Greg Mason Burns

How to Write an Artist Grant (from the perspective of a grant reviewer)

How to write an artist grant is a difficult question to answer. Artists are good at making art, not doing administrative funding tasks. Yes, I’m an artist. I’ve written a lot of grants and I’ve only succeeded once. That’s probably not a great score, but that’s more to do with competition than anything else. I’m also a grant reviewer who is lucky enough to have gotten a behind-the-scenes look at what a good grant looks like. I wrote an article for the Maine Arts Journal on my experience as a grant reviewer to help artists navigate this tricky realm.

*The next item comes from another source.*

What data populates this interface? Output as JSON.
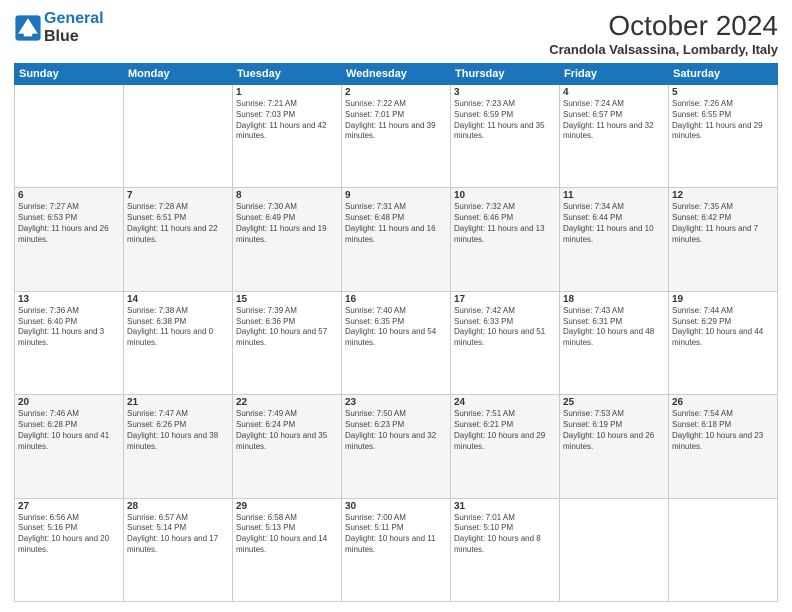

To give some context, I was a grant reviewer for the Artist Project Grants issued by the Maine Arts Commission in 2023. The Maine Arts Journal issue is Summer 2023: In Balance/Imbalance. I’ve provided some stats below from the Maine Arts Commission that show just how difficult getting a grant is.

Bowdoin College Chapel is an abstract photography image.
Bowdoin College Chapel Photography on Archival Paper (2022) 3000 x 4000 px

Basic Point of How to Write an Artist Grant

While you can read the full article here, the best advice I can give is to be clear and precise. You should still read the full article because I go into more detail over there. But the basic point is that grant reviewers are looking at multiple applications and they don’t want to have to search for your goals. Be clear about your goals, how you plan to achieve them, and precisely how you’re going to use the grant resources. Below is the table of contents of the article, so to speak:

  • There’s a lot of Competition
  • It’s a somewhat Unfair Competition
  • There’s an Algorithm
  • Be Linear
  • Don’t Narrate
  • Make a Personal Connection
  • Be Clear about Objectives
  • Inexperience can be a Good Thing
  • Use Consistent Work Examples
  • Be Specific about Exhibit Options if that’s what is Important
  • How to Answer the Audience Question
  • Several Budget Points
  • Get Someone to Proofread


Writing a grant is actually pretty easy. The problem is the competition. This is an inherent issue with arts grants, and there’s no way around it. The “haves” will always have an advantage over the “haves-not”, but you can close the gap by making your application easy to read, clear, and linear or directional. Read the whole article here and let me know your thoughts on this post. I’d love your feedback and any other suggestions that you’ve had success with.

Maine Arts Commission 2023 Grant Stats

ARTIST PROJECT GRANT- Award Amount: $2,500

Total Applicants 82 | Projects Funded 28 | Percent Funded 34.15%


Total Applicants 79 | Projects Funded 16 | Percent Funded 20.24%

SPRINGBOARD GRANT- Award Amount: $1,500

Total Applicants 47| Projects Funded 16| Percent Funded 34.04%

Here is a link to the grant awardees for 2023.